Not so long ago, I challenged a co-worker of mine to read the first Harry Potter book. This person was one of the most devout Christians I knew at the time and I was prepared, when she finished the book, for the argument that I knew would ensue. To my surprise, she loved the book and has subsequently read the rest of them because she understands that Harry Potter, like Atticus Finch or Mickey Mouse, are fictional characters. They exist only in the mind of J. K. Rowling and in the minds of the readers, who must interpret the characters based not on what they believe, but on how they would react in the setting in which they are placed. Harry Potter is not presented as an infallible beacon of ethics and morals. Such a character would not only make for a poor story, but would also make for an impossible standard for the imperfect souls that read the novels. Harry’s struggles, not only with the forces of Voldemort, but also with his own temptations, desires, and sins make him more realistic to the average reader and, more importantly, more representative of Christians who continually face such obstacles themselves. Rowling never says in her novels that Potter is a Christian–to do so would be pretentious and would create more controversy by far than the omission of religion has done–nor does she say he is not. What she does is portray Harry as an orphan who struggles to find his place in the world, then learns that the fate of his people rests in his, in his opinion, ill-equipped hands before accepting his responsibility and charging toward his destiny head on even if it means his death. If that story sounds familiar to Christians, it should if they have read the tale of Moses in Exodus.

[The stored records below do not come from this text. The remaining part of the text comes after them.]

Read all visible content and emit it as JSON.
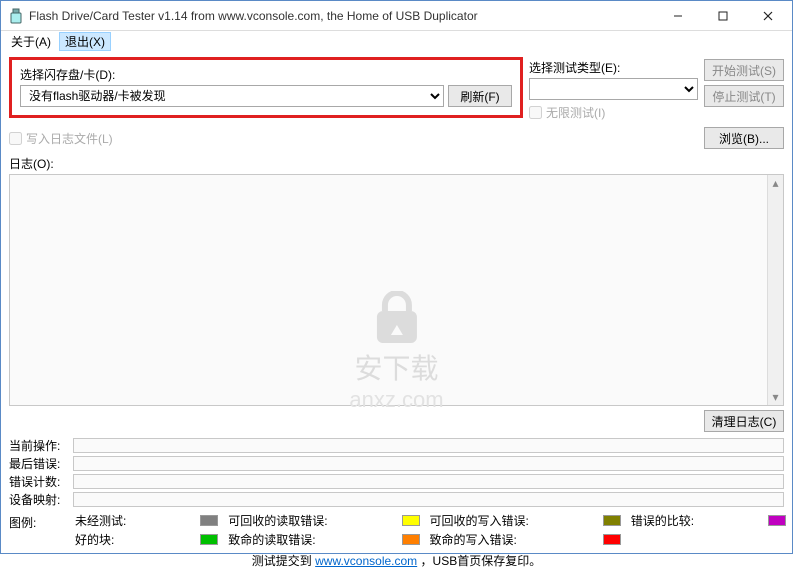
{
  "window": {
    "title": "Flash Drive/Card Tester v1.14 from www.vconsole.com, the Home of USB Duplicator"
  },
  "menu": {
    "about": "关于(A)",
    "exit": "退出(X)"
  },
  "selectFlash": {
    "label": "选择闪存盘/卡(D):",
    "value": "没有flash驱动器/卡被发现",
    "refresh": "刷新(F)"
  },
  "testType": {
    "label": "选择测试类型(E):",
    "unlimited": "无限测试(I)"
  },
  "buttons": {
    "start": "开始测试(S)",
    "stop": "停止测试(T)",
    "browse": "浏览(B)...",
    "clear": "清理日志(C)"
  },
  "writeLog": "写入日志文件(L)",
  "logLabel": "日志(O):",
  "status": {
    "current": "当前操作:",
    "lastError": "最后错误:",
    "errorCount": "错误计数:",
    "deviceMap": "设备映射:"
  },
  "legend": {
    "label": "图例:",
    "untested": "未经测试:",
    "goodBlock": "好的块:",
    "recReadErr": "可回收的读取错误:",
    "fatalReadErr": "致命的读取错误:",
    "recWriteErr": "可回收的写入错误:",
    "fatalWriteErr": "致命的写入错误:",
    "errCompare": "错误的比较:",
    "colors": {
      "untested": "#808080",
      "goodBlock": "#00c000",
      "recReadErr": "#ffff00",
      "fatalReadErr": "#ff7f00",
      "recWriteErr": "#808000",
      "fatalWriteErr": "#ff0000",
      "errCompare": "#c000c0"
    }
  },
  "footer": {
    "pre": "测试提交到 ",
    "link": "www.vconsole.com",
    "post": " ，USB首页保存复印。"
  },
  "watermark": {
    "cn": "安下载",
    "en": "anxz.com"
  }
}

I am not comparing the Harry Potter series to the Bible here. I am not advocating someone start the Church of Harry Potter and hold services every Sunday and Wednesday. There are events in Rowling’s work that allude to events in the Bible, but that can be said for a great many books by authors from Twain to Faulkner, none of which have gained the infamy of Harry Potter. What I am advocating is that people form their opinions based on what they know rather than what they think they know. To do otherwise makes a person seem ridiculous and ill-prepared to defend their half-formed ideas. I welcome any debate on this or any other topic, but only if my opponent has a clue about what they are speaking about. William G. McAdoo said that “It is impossible to defeat an ignorant man in an argument.” Therefore, if you wish to display your ignorance, steer clear of me. I only fight battles I can win.